Would you restate all of the entries verbatim, minus any images?
—————
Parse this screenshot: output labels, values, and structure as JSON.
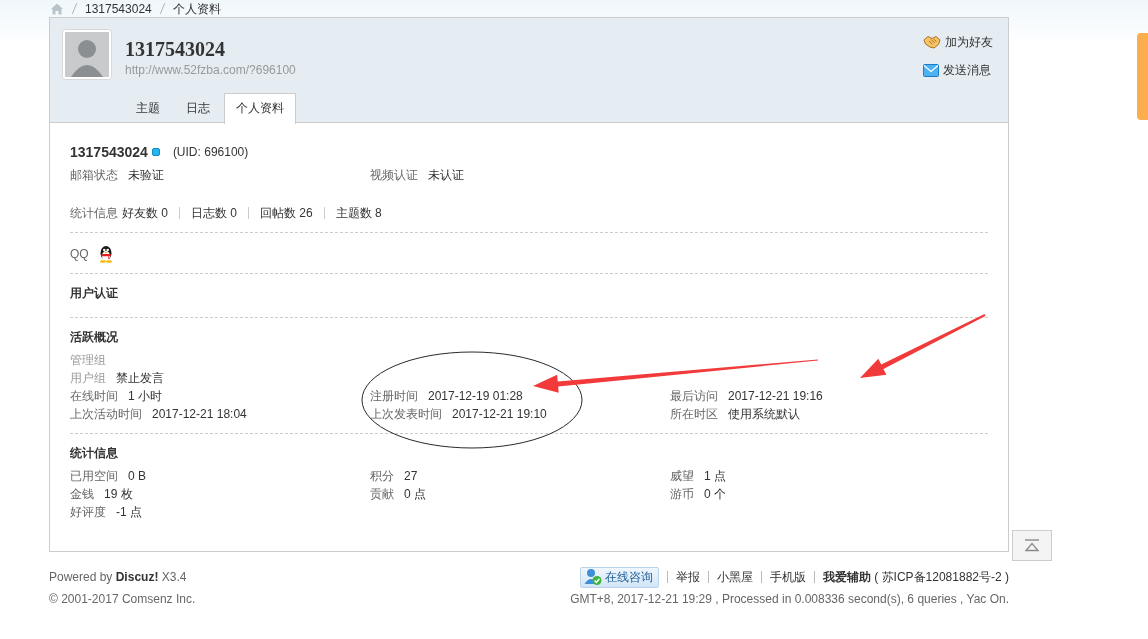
{
  "breadcrumb": {
    "items": [
      {
        "label": "1317543024"
      },
      {
        "label": "个人资料"
      }
    ]
  },
  "profile_header": {
    "name": "1317543024",
    "url": "http://www.52fzba.com/?696100",
    "actions": [
      {
        "kind": "add_friend",
        "label": "加为好友"
      },
      {
        "kind": "send_message",
        "label": "发送消息"
      }
    ]
  },
  "tabs": [
    {
      "label": "主题",
      "selected": false
    },
    {
      "label": "日志",
      "selected": false
    },
    {
      "label": "个人资料",
      "selected": true
    }
  ],
  "profile": {
    "username": "1317543024",
    "uid": "(UID: 696100)",
    "fields": [
      {
        "label": "邮箱状态",
        "value": "未验证"
      },
      {
        "label": "视频认证",
        "value": "未认证"
      }
    ],
    "stats": {
      "label": "统计信息",
      "items": [
        "好友数 0",
        "日志数 0",
        "回帖数 26",
        "主题数 8"
      ]
    },
    "qq": {
      "label": "QQ"
    }
  },
  "sections": [
    {
      "title": "用户认证"
    },
    {
      "title": "活跃概况",
      "groups": [
        {
          "label": "管理组"
        },
        {
          "label": "用户组",
          "value": "禁止发言"
        }
      ],
      "fields": [
        {
          "label": "在线时间",
          "value": "1 小时"
        },
        {
          "label": "注册时间",
          "value": "2017-12-19 01:28"
        },
        {
          "label": "最后访问",
          "value": "2017-12-21 19:16"
        },
        {
          "label": "上次活动时间",
          "value": "2017-12-21 18:04"
        },
        {
          "label": "上次发表时间",
          "value": "2017-12-21 19:10"
        },
        {
          "label": "所在时区",
          "value": "使用系统默认"
        }
      ]
    },
    {
      "title": "统计信息",
      "fields": [
        {
          "label": "已用空间",
          "value": "0 B"
        },
        {
          "label": "积分",
          "value": "27"
        },
        {
          "label": "威望",
          "value": "1 点"
        },
        {
          "label": "金钱",
          "value": "19 枚"
        },
        {
          "label": "贡献",
          "value": "0 点"
        },
        {
          "label": "游币",
          "value": "0 个"
        },
        {
          "label": "好评度",
          "value": "-1 点"
        }
      ]
    }
  ],
  "footer": {
    "powered": "Powered by **Discuz!** X3.4",
    "copyright": "© 2001-2017 Comsenz Inc.",
    "consult_button": "在线咨询",
    "links": [
      "举报",
      "小黑屋",
      "手机版"
    ],
    "site_name": "我爱辅助",
    "icp": "( 苏ICP备12081882号-2 )",
    "status": "GMT+8, 2017-12-21 19:29 , Processed in 0.008336 second(s), 6 queries , Yac On."
  }
}
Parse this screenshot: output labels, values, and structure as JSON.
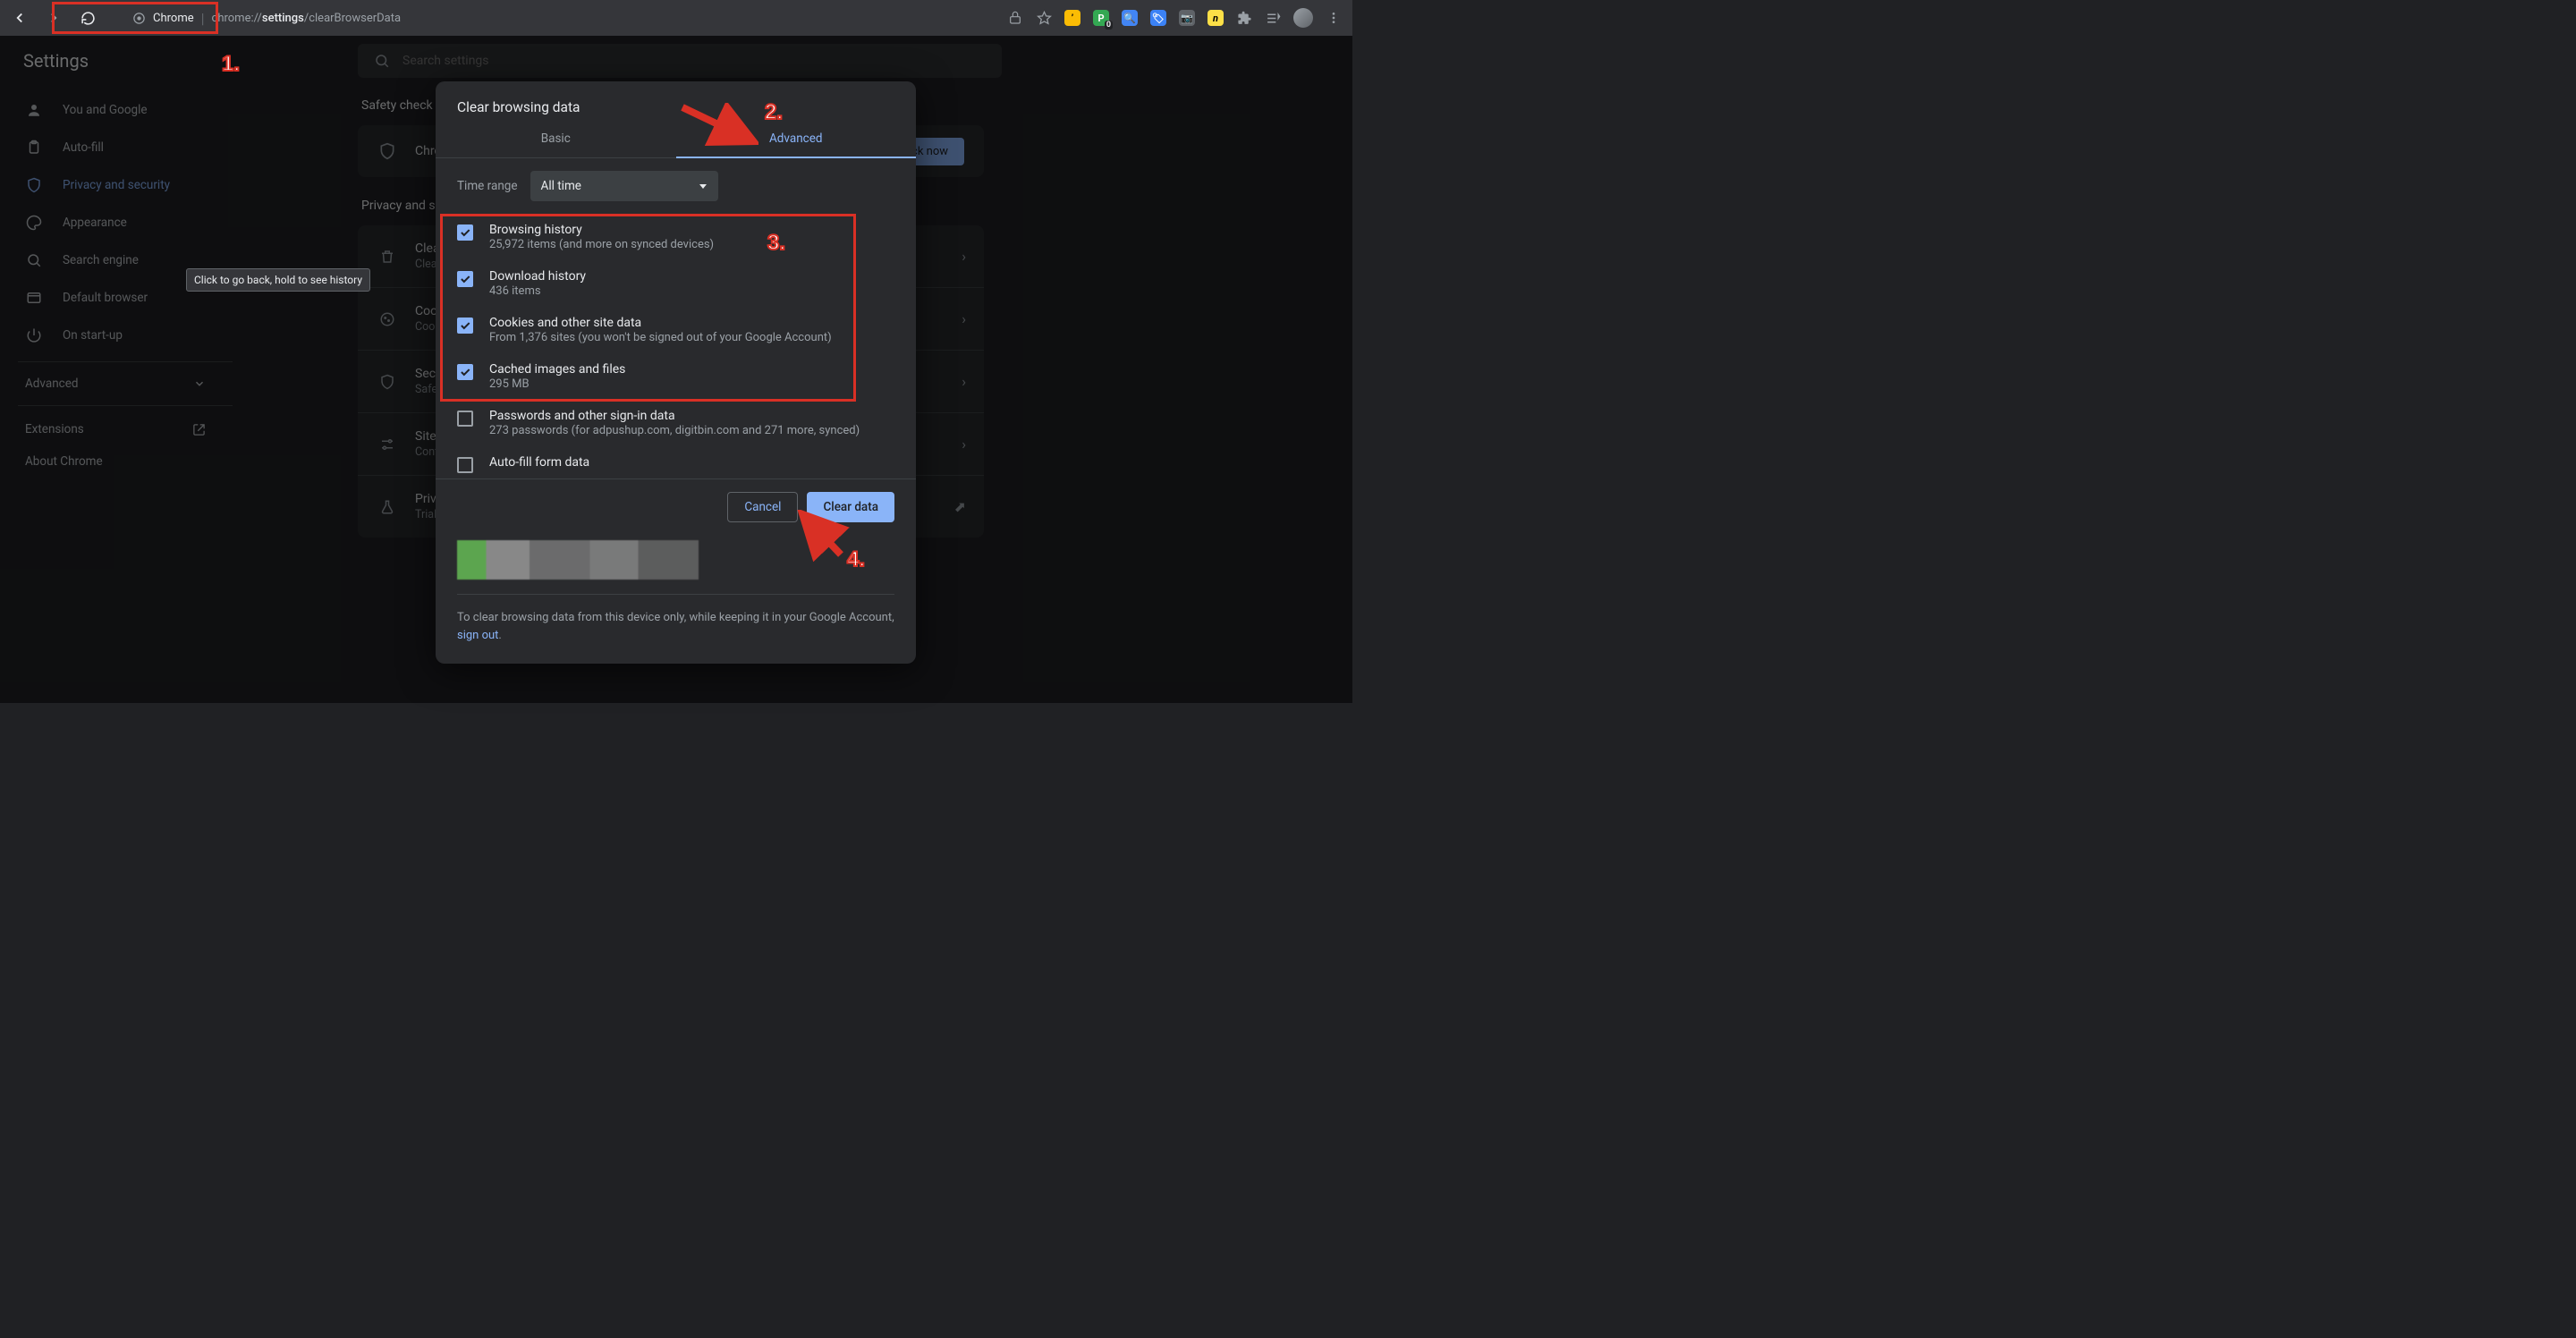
{
  "toolbar": {
    "chrome_label": "Chrome",
    "url_pre": "chrome://",
    "url_bold": "settings",
    "url_post": "/clearBrowserData"
  },
  "tooltip": "Click to go back, hold to see history",
  "header": {
    "title": "Settings",
    "search_placeholder": "Search settings"
  },
  "sidebar": {
    "items": [
      {
        "label": "You and Google"
      },
      {
        "label": "Auto-fill"
      },
      {
        "label": "Privacy and security"
      },
      {
        "label": "Appearance"
      },
      {
        "label": "Search engine"
      },
      {
        "label": "Default browser"
      },
      {
        "label": "On start-up"
      }
    ],
    "advanced": "Advanced",
    "extensions": "Extensions",
    "about": "About Chrome"
  },
  "content": {
    "safety_title": "Safety check",
    "safety_row": "Chrome can help keep you safe from data breaches, bad extensions and more",
    "check_now": "Check now",
    "privacy_title": "Privacy and security",
    "rows": [
      {
        "t1": "Clear browsing data",
        "t2": "Clear history, cookies, cache and more"
      },
      {
        "t1": "Cookies and other site data",
        "t2": "Cookies are allowed"
      },
      {
        "t1": "Security",
        "t2": "Safe Browsing (protection from dangerous sites) and other security settings"
      },
      {
        "t1": "Site settings",
        "t2": "Controls what information sites can use and show"
      },
      {
        "t1": "Privacy Sandbox",
        "t2": "Trial features are on"
      }
    ]
  },
  "modal": {
    "title": "Clear browsing data",
    "tabs": {
      "basic": "Basic",
      "advanced": "Advanced"
    },
    "time_range_label": "Time range",
    "time_range_value": "All time",
    "options": [
      {
        "t1": "Browsing history",
        "t2": "25,972 items (and more on synced devices)",
        "checked": true
      },
      {
        "t1": "Download history",
        "t2": "436 items",
        "checked": true
      },
      {
        "t1": "Cookies and other site data",
        "t2": "From 1,376 sites (you won't be signed out of your Google Account)",
        "checked": true
      },
      {
        "t1": "Cached images and files",
        "t2": "295 MB",
        "checked": true
      },
      {
        "t1": "Passwords and other sign-in data",
        "t2": "273 passwords (for adpushup.com, digitbin.com and 271 more, synced)",
        "checked": false
      },
      {
        "t1": "Auto-fill form data",
        "t2": "",
        "checked": false
      }
    ],
    "cancel": "Cancel",
    "clear": "Clear data",
    "footer_pre": "To clear browsing data from this device only, while keeping it in your Google Account, ",
    "footer_link": "sign out",
    "footer_post": "."
  },
  "annotations": {
    "n1": "1.",
    "n2": "2.",
    "n3": "3.",
    "n4": "4."
  }
}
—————
## EXERCISE SOLUTION
Parse this screenshot: output labels, values, and structure as JSON.
{
  "breadcrumb": {
    "items": [
      {
        "label": "1317543024"
      },
      {
        "label": "个人资料"
      }
    ]
  },
  "profile_header": {
    "name": "1317543024",
    "url": "http://www.52fzba.com/?696100",
    "actions": [
      {
        "kind": "add_friend",
        "label": "加为好友"
      },
      {
        "kind": "send_message",
        "label": "发送消息"
      }
    ]
  },
  "tabs": [
    {
      "label": "主题",
      "selected": false
    },
    {
      "label": "日志",
      "selected": false
    },
    {
      "label": "个人资料",
      "selected": true
    }
  ],
  "profile": {
    "username": "1317543024",
    "uid": "(UID: 696100)",
    "fields": [
      {
        "label": "邮箱状态",
        "value": "未验证"
      },
      {
        "label": "视频认证",
        "value": "未认证"
      }
    ],
    "stats": {
      "label": "统计信息",
      "items": [
        "好友数 0",
        "日志数 0",
        "回帖数 26",
        "主题数 8"
      ]
    },
    "qq": {
      "label": "QQ"
    }
  },
  "sections": [
    {
      "title": "用户认证"
    },
    {
      "title": "活跃概况",
      "groups": [
        {
          "label": "管理组"
        },
        {
          "label": "用户组",
          "value": "禁止发言"
        }
      ],
      "fields": [
        {
          "label": "在线时间",
          "value": "1 小时"
        },
        {
          "label": "注册时间",
          "value": "2017-12-19 01:28"
        },
        {
          "label": "最后访问",
          "value": "2017-12-21 19:16"
        },
        {
          "label": "上次活动时间",
          "value": "2017-12-21 18:04"
        },
        {
          "label": "上次发表时间",
          "value": "2017-12-21 19:10"
        },
        {
          "label": "所在时区",
          "value": "使用系统默认"
        }
      ]
    },
    {
      "title": "统计信息",
      "fields": [
        {
          "label": "已用空间",
          "value": "0 B"
        },
        {
          "label": "积分",
          "value": "27"
        },
        {
          "label": "威望",
          "value": "1 点"
        },
        {
          "label": "金钱",
          "value": "19 枚"
        },
        {
          "label": "贡献",
          "value": "0 点"
        },
        {
          "label": "游币",
          "value": "0 个"
        },
        {
          "label": "好评度",
          "value": "-1 点"
        }
      ]
    }
  ],
  "footer": {
    "powered": "Powered by **Discuz!** X3.4",
    "copyright": "© 2001-2017 Comsenz Inc.",
    "consult_button": "在线咨询",
    "links": [
      "举报",
      "小黑屋",
      "手机版"
    ],
    "site_name": "我爱辅助",
    "icp": "( 苏ICP备12081882号-2 )",
    "status": "GMT+8, 2017-12-21 19:29 , Processed in 0.008336 second(s), 6 queries , Yac On."
  }
}
Parse this screenshot: output labels, values, and structure as JSON.
{
  "toolbar": {
    "chrome_label": "Chrome",
    "url_pre": "chrome://",
    "url_bold": "settings",
    "url_post": "/clearBrowserData"
  },
  "tooltip": "Click to go back, hold to see history",
  "header": {
    "title": "Settings",
    "search_placeholder": "Search settings"
  },
  "sidebar": {
    "items": [
      {
        "label": "You and Google"
      },
      {
        "label": "Auto-fill"
      },
      {
        "label": "Privacy and security"
      },
      {
        "label": "Appearance"
      },
      {
        "label": "Search engine"
      },
      {
        "label": "Default browser"
      },
      {
        "label": "On start-up"
      }
    ],
    "advanced": "Advanced",
    "extensions": "Extensions",
    "about": "About Chrome"
  },
  "content": {
    "safety_title": "Safety check",
    "safety_row": "Chrome can help keep you safe from data breaches, bad extensions and more",
    "check_now": "Check now",
    "privacy_title": "Privacy and security",
    "rows": [
      {
        "t1": "Clear browsing data",
        "t2": "Clear history, cookies, cache and more"
      },
      {
        "t1": "Cookies and other site data",
        "t2": "Cookies are allowed"
      },
      {
        "t1": "Security",
        "t2": "Safe Browsing (protection from dangerous sites) and other security settings"
      },
      {
        "t1": "Site settings",
        "t2": "Controls what information sites can use and show"
      },
      {
        "t1": "Privacy Sandbox",
        "t2": "Trial features are on"
      }
    ]
  },
  "modal": {
    "title": "Clear browsing data",
    "tabs": {
      "basic": "Basic",
      "advanced": "Advanced"
    },
    "time_range_label": "Time range",
    "time_range_value": "All time",
    "options": [
      {
        "t1": "Browsing history",
        "t2": "25,972 items (and more on synced devices)",
        "checked": true
      },
      {
        "t1": "Download history",
        "t2": "436 items",
        "checked": true
      },
      {
        "t1": "Cookies and other site data",
        "t2": "From 1,376 sites (you won't be signed out of your Google Account)",
        "checked": true
      },
      {
        "t1": "Cached images and files",
        "t2": "295 MB",
        "checked": true
      },
      {
        "t1": "Passwords and other sign-in data",
        "t2": "273 passwords (for adpushup.com, digitbin.com and 271 more, synced)",
        "checked": false
      },
      {
        "t1": "Auto-fill form data",
        "t2": "",
        "checked": false
      }
    ],
    "cancel": "Cancel",
    "clear": "Clear data",
    "footer_pre": "To clear browsing data from this device only, while keeping it in your Google Account, ",
    "footer_link": "sign out",
    "footer_post": "."
  },
  "annotations": {
    "n1": "1.",
    "n2": "2.",
    "n3": "3.",
    "n4": "4."
  }
}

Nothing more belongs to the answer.